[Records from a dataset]
········
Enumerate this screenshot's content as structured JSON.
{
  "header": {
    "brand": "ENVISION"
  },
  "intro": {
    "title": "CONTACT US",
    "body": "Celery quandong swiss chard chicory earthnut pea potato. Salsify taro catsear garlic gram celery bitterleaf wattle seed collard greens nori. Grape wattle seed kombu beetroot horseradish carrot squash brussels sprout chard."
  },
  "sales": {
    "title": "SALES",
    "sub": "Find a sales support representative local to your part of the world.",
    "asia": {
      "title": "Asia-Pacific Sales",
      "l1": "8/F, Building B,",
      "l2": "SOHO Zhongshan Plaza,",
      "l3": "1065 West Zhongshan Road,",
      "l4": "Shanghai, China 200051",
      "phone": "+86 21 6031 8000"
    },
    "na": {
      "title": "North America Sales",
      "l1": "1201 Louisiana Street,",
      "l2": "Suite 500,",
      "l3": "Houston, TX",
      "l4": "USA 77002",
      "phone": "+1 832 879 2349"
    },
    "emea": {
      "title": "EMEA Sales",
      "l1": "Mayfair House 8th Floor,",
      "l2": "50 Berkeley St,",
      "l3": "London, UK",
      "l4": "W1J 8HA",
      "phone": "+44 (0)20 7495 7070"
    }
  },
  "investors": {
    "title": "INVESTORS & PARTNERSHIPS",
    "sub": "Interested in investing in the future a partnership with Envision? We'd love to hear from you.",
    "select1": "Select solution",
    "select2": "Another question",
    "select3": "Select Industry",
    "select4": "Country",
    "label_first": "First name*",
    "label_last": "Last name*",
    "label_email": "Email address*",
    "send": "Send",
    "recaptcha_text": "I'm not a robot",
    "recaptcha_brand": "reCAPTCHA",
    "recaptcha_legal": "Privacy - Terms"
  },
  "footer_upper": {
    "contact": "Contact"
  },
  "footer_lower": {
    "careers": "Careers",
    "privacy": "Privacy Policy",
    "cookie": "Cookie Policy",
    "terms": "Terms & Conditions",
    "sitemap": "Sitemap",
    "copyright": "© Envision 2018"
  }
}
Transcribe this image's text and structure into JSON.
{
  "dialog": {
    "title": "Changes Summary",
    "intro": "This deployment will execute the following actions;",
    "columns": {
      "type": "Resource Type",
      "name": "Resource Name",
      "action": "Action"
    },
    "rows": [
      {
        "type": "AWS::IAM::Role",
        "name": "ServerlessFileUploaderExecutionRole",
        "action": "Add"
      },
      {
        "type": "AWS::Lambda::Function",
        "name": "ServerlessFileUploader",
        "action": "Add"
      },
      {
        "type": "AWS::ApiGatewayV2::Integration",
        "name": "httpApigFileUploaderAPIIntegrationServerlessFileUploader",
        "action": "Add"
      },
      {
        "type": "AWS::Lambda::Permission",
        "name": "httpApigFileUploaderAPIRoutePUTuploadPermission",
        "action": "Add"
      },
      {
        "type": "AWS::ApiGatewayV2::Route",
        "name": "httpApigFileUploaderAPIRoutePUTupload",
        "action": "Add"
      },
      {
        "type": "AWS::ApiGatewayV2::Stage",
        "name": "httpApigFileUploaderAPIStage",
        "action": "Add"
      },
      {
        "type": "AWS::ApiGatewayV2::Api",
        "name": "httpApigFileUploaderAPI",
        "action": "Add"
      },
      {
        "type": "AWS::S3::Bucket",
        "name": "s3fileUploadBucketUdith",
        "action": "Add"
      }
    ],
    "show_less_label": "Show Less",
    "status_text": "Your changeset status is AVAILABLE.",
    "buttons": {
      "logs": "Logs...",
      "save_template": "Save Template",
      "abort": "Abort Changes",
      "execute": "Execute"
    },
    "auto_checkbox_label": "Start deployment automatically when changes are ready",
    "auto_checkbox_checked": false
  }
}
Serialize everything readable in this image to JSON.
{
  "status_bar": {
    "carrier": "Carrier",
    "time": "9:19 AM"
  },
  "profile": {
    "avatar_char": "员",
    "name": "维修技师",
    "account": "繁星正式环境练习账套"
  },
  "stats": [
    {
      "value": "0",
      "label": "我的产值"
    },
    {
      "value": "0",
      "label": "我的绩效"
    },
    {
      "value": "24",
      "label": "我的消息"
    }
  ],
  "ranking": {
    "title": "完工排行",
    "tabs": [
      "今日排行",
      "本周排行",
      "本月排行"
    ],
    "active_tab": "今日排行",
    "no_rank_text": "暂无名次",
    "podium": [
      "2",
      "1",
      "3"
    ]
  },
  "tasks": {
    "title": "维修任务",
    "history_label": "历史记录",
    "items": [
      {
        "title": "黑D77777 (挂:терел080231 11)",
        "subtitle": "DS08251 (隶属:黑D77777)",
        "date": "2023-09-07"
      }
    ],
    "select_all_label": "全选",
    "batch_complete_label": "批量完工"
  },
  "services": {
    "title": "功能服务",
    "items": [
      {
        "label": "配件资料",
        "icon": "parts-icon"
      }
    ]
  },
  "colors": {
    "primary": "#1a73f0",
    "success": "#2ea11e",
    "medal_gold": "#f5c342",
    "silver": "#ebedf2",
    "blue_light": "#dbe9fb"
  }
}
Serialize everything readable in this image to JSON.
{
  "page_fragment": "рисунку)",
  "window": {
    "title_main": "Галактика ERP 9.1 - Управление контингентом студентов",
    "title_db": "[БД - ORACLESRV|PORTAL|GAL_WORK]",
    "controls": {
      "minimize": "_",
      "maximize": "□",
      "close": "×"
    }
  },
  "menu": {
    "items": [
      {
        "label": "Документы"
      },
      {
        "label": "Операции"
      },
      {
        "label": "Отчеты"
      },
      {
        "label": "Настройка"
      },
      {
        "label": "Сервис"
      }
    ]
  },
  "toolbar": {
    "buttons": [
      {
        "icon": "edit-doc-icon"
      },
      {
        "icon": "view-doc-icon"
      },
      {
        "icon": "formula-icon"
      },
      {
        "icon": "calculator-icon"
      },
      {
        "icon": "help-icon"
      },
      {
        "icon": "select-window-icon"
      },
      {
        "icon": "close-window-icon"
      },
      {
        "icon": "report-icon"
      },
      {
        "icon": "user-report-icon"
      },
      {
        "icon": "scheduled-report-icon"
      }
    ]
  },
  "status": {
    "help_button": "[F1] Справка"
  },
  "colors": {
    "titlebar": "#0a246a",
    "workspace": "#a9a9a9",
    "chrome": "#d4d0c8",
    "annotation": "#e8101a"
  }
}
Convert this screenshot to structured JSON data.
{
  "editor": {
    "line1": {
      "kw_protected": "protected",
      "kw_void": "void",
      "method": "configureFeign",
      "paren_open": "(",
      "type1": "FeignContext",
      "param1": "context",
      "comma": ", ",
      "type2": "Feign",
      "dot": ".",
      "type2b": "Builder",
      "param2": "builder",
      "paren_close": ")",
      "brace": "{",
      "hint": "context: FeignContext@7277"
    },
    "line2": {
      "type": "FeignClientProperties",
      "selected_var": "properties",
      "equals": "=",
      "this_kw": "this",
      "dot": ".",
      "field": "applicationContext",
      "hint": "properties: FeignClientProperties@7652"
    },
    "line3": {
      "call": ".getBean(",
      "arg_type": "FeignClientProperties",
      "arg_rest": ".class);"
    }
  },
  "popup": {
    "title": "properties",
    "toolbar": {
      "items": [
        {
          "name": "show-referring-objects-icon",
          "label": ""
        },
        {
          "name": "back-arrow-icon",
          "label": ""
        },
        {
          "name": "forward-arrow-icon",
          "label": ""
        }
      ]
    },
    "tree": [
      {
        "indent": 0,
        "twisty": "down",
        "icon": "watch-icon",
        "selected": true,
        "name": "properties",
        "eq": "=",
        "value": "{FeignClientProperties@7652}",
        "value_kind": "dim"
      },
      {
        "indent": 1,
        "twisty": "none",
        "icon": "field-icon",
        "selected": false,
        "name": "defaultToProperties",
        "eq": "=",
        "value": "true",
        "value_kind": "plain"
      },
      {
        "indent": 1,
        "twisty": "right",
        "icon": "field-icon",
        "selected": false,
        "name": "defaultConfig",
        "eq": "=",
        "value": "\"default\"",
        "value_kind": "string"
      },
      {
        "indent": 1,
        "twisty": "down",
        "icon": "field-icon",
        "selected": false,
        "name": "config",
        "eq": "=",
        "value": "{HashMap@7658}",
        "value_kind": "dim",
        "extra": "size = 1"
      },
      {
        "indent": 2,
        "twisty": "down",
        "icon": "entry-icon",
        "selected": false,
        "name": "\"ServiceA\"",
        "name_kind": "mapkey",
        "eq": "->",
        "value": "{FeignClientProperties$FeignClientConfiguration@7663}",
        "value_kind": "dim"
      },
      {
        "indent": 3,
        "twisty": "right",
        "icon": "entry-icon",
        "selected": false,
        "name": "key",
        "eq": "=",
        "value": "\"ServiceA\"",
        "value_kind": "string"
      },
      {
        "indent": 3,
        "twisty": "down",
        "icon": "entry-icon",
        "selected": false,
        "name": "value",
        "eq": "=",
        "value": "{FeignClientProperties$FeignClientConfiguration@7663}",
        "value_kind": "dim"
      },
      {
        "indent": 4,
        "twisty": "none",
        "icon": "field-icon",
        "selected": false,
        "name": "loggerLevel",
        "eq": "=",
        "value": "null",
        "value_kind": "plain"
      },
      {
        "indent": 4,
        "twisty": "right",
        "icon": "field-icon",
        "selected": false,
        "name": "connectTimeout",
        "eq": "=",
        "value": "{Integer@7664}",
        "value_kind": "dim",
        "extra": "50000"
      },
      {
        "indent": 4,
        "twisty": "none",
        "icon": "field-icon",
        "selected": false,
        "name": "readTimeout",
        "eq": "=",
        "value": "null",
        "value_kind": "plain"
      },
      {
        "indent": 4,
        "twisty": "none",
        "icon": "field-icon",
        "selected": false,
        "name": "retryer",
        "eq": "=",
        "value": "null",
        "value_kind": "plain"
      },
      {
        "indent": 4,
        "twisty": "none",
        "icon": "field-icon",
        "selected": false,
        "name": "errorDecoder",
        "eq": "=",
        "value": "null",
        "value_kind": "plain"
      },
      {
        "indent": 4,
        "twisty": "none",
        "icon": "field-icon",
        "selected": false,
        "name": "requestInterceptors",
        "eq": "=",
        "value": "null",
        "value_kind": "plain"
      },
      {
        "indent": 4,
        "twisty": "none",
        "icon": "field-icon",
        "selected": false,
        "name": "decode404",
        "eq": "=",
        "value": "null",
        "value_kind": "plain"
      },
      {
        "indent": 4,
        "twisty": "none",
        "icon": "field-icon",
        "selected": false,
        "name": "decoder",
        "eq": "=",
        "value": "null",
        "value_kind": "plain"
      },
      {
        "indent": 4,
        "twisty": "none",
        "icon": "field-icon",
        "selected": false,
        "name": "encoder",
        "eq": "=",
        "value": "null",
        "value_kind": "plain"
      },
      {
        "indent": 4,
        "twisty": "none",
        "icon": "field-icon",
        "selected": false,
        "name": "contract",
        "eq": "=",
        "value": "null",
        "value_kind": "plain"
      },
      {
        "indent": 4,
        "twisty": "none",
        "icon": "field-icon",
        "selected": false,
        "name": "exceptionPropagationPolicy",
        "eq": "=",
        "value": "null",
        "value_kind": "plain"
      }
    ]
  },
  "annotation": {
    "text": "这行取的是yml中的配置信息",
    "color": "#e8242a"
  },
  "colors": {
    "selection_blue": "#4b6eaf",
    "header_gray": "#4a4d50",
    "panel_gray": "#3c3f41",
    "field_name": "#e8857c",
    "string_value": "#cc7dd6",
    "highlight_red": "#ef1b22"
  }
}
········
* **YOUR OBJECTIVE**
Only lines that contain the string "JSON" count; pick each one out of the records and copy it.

* **SOLUTION TO THIS EXERCISE**
Enumerate this screenshot's content as structured JSON.
Transcribe this image's text and structure into JSON.
Serialize everything readable in this image to JSON.
Serialize everything readable in this image to JSON.
Convert this screenshot to structured JSON data.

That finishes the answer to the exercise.